In November 2014 a new certification regulation for aircraft that also targets icing caused by SLD has been introduced. It initially applies only to smaller aircraft, but larger aircraft may also be affected by this in the future. As this is of great interest to aircraft manufacturers, a solution is needed. The current lack of calculation methods, test facilities and, ultimately, flight data on the phenomenon of SLD is the reason for the industry, various scientific institutions and universities to invest in research and development.
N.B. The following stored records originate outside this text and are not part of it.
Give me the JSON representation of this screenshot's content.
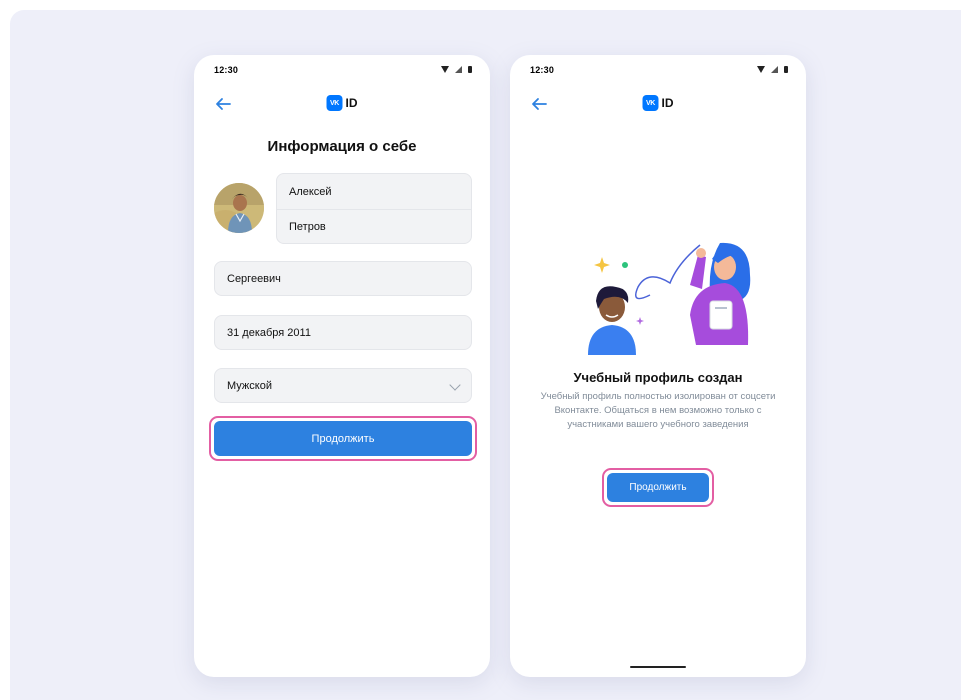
{
  "left_screen": {
    "status_time": "12:30",
    "logo_text": "ID",
    "logo_mark": "VK",
    "title": "Информация о себе",
    "first_name": "Алексей",
    "last_name": "Петров",
    "patronymic": "Сергеевич",
    "birth_date": "31 декабря 2011",
    "gender": "Мужской",
    "continue_label": "Продолжить"
  },
  "right_screen": {
    "status_time": "12:30",
    "logo_text": "ID",
    "logo_mark": "VK",
    "title": "Учебный профиль создан",
    "description": "Учебный профиль полностью изолирован от соцсети Вконтакте. Общаться в нем возможно только с участниками вашего учебного заведения",
    "continue_label": "Продолжить"
  },
  "colors": {
    "accent": "#2d81e0",
    "highlight": "#e35ea3",
    "background": "#eeeff9",
    "logo": "#0077ff"
  },
  "icons": [
    "back-arrow-icon",
    "wifi-icon",
    "signal-icon",
    "battery-icon",
    "chevron-down-icon",
    "vk-logo-icon"
  ]
}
The development of high quality aircraft simulation models from flight test data using system identification techniques (Sys-ID) is an important research topic with a long tradition at the DLR Institute of Flight Systems (DLR-FT). With respect to the exper-tise available in this topic a connection between the Brazilian aircraft manufacturer Embraer and DLR-FT has therefore been established for several years. Begin of 2013 an initial 3 years research cooperation was launched concerning recent DLR research initiatives into aircraft icing modeling and the development of Online Sys-ID methods (project SuLaDI).
Because of the major effects of icing on the aerodynamic properties and flight per-formance, this is termed a ‘degenerated aircraft configuration’. Understanding the behavior of degenerated aircraft under different types of icing is important for increasing pilots’ situational awareness and thus preventing accidents. The flight data acquired by the project will be used to develop new flight dynamics models. These will then be applied to the DLR AVES flight simulator. Figure 2 shows an example of different drag polars for the clean aircraft and for 2 icing conditions measured in flight test. The red curves show the models developed using Sys-ID. As long term perspective an incorporation of appropriate icing scenarios into the standard pilot training is considered.
→ DLR magazine 145: An icy affair